How to complete this task
Among the entries that follow, find every line with the word "ModularAvatarMenuGroup" and copy it.

Data provided
===
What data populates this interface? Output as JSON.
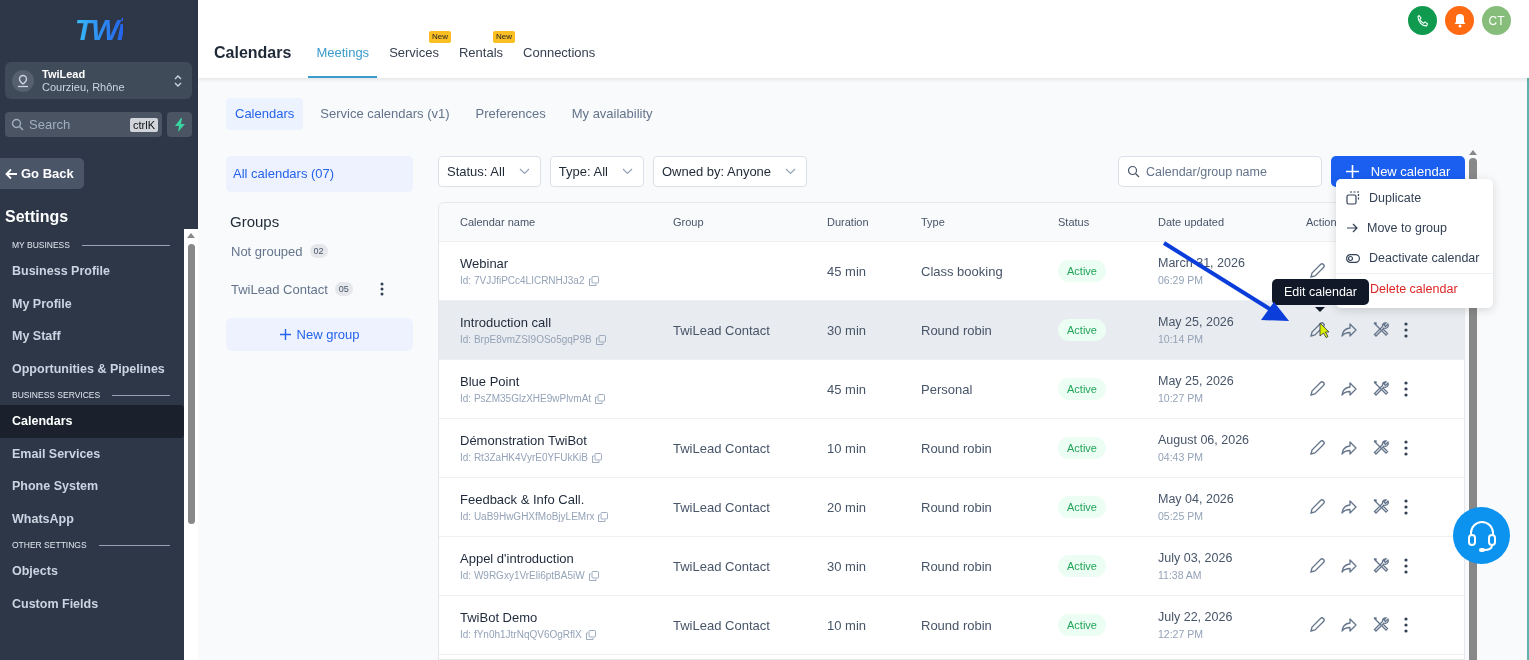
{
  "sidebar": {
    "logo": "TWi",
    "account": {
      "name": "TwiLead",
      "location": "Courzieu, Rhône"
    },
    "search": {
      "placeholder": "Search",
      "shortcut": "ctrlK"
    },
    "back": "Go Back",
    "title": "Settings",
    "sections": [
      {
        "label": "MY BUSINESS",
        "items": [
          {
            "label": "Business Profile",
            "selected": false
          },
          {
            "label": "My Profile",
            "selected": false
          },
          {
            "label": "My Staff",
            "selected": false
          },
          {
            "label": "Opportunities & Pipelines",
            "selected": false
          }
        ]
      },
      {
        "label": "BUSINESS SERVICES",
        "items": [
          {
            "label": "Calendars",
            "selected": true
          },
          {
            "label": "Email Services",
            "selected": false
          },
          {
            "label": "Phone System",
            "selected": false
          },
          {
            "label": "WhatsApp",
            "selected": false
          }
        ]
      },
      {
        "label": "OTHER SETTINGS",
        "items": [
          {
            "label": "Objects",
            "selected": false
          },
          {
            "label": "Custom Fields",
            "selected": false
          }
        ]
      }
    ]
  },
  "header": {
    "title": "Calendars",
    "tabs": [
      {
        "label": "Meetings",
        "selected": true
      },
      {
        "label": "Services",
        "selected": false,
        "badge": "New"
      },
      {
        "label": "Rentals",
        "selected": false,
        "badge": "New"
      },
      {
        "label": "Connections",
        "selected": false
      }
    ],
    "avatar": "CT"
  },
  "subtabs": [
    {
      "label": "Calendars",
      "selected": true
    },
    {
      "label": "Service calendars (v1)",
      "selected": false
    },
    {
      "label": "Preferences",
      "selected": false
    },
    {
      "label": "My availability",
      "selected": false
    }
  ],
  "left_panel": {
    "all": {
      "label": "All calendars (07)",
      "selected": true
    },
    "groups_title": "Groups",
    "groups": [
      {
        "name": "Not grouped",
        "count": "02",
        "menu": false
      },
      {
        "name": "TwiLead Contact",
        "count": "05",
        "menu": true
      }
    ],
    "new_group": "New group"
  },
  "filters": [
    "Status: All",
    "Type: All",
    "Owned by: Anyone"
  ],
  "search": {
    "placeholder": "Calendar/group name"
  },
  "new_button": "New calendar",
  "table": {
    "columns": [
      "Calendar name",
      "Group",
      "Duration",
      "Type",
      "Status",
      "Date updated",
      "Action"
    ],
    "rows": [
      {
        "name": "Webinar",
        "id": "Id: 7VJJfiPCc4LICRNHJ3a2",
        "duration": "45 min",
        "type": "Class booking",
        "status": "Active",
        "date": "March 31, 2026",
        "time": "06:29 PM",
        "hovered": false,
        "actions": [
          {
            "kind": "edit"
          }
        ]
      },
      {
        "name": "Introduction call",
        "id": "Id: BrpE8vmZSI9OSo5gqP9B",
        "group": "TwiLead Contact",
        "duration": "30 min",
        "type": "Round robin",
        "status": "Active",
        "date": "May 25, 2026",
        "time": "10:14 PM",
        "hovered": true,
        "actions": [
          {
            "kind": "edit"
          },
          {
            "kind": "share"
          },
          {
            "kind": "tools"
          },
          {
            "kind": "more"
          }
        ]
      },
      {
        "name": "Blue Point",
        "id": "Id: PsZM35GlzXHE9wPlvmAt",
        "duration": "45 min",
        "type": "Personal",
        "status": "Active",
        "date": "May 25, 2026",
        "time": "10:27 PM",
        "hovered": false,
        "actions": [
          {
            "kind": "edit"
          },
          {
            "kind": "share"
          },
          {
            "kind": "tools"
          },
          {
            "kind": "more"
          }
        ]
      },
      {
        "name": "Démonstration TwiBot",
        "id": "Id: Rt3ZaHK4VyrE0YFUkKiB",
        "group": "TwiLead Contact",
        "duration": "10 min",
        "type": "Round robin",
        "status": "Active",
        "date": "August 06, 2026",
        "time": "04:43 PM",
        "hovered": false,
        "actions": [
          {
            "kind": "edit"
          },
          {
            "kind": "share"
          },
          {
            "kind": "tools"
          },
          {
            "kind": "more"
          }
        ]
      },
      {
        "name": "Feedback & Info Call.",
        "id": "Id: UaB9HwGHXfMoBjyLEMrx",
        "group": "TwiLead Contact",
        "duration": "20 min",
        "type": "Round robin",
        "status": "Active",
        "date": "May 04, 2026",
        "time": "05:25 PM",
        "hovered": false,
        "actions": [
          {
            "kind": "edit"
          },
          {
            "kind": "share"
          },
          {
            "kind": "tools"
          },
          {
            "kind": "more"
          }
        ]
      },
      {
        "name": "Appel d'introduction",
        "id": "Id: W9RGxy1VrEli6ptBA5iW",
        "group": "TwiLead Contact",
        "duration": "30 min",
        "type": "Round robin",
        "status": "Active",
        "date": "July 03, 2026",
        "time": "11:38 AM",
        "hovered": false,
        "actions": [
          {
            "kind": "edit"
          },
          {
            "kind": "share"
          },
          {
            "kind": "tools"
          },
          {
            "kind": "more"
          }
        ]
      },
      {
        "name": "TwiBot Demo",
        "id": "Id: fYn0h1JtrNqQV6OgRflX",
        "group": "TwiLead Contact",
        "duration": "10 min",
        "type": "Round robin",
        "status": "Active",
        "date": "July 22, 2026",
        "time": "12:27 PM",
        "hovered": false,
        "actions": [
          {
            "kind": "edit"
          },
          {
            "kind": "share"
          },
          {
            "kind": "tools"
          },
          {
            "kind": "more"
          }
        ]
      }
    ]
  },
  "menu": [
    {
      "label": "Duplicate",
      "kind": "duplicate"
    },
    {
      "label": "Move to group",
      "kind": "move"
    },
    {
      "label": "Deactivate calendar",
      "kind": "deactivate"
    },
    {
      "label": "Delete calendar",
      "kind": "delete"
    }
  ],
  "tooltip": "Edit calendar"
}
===
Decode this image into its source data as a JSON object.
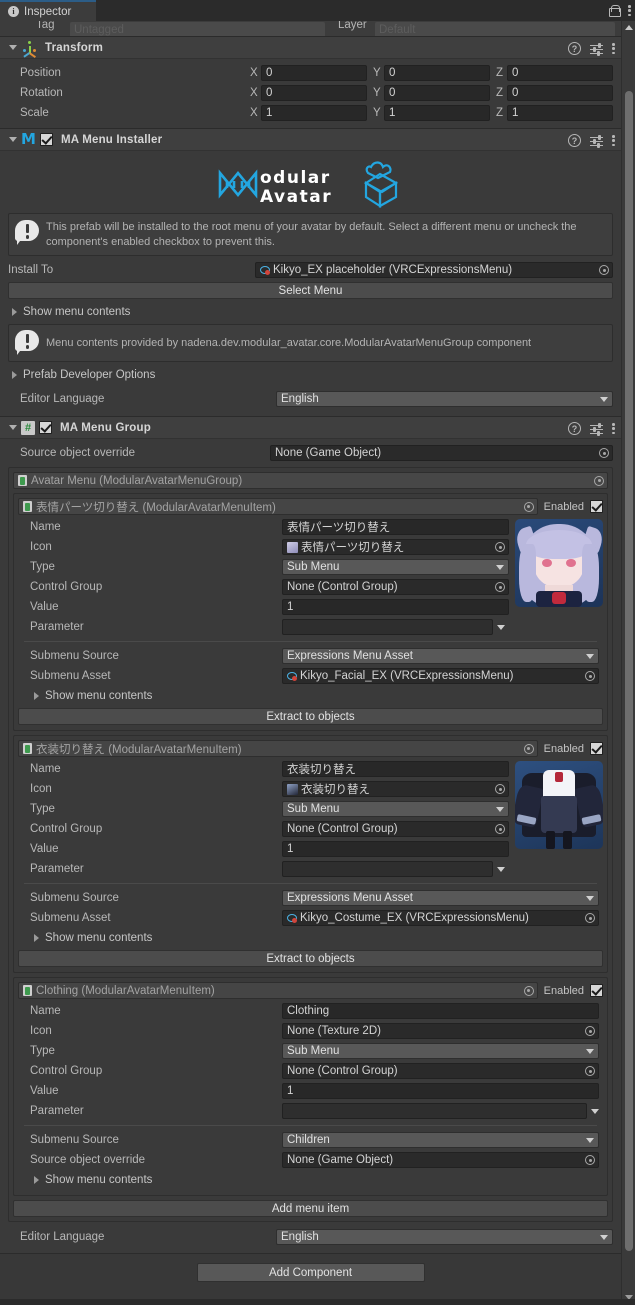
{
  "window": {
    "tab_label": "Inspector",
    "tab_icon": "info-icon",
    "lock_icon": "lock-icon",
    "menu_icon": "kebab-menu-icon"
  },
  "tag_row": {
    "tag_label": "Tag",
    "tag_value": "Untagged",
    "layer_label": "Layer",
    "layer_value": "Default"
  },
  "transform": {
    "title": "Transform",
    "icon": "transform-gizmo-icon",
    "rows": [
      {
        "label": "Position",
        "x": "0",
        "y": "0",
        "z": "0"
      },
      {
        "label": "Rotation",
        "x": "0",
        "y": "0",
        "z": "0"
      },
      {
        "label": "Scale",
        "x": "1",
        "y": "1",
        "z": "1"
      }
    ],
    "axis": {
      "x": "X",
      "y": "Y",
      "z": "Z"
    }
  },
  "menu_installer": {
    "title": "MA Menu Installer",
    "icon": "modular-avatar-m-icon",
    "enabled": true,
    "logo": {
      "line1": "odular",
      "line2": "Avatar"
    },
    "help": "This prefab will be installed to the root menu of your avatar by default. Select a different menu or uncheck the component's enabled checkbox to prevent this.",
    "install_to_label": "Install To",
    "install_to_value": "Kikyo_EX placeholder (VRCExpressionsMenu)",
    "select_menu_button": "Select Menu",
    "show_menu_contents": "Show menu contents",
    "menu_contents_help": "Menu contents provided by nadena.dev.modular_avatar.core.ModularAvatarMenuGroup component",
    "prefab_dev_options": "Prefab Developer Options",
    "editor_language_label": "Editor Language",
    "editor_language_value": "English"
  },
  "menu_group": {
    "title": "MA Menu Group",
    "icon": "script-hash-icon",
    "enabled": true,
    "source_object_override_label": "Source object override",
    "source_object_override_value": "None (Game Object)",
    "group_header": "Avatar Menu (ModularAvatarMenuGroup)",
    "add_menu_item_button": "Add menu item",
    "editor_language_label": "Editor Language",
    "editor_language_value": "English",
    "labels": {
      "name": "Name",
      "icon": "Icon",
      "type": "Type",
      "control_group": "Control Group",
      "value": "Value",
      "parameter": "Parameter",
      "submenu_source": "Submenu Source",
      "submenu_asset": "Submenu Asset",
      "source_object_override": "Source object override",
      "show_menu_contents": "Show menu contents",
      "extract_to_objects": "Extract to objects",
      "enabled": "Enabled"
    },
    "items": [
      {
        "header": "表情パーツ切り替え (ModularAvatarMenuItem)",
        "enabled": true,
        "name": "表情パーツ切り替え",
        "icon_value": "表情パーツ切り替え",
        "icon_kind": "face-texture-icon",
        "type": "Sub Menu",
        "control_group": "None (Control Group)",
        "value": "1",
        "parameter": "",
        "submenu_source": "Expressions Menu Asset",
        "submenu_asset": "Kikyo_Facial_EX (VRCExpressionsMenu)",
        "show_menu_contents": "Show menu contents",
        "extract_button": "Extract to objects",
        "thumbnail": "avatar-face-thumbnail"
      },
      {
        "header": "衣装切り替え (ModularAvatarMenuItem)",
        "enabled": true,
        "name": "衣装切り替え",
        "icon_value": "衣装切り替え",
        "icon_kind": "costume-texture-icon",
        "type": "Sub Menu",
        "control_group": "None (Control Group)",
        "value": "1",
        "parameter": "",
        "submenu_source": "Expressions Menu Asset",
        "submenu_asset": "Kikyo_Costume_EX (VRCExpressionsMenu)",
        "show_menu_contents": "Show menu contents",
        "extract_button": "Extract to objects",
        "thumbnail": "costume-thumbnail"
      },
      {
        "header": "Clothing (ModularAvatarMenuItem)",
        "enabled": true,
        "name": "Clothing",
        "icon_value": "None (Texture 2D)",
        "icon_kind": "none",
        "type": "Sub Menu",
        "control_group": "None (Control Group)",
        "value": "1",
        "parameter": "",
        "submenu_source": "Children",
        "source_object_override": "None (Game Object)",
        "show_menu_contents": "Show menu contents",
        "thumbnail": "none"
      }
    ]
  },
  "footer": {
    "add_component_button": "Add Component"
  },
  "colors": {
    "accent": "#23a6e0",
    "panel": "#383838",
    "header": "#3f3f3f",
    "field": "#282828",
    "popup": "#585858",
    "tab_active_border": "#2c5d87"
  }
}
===
Reply to the exercise
    "menu_contents_help": "Menu contents provided by nadena.dev.modular_avatar.core.ModularAvatarMenuGroup component",
    "group_header": "Avatar Menu (ModularAvatarMenuGroup)",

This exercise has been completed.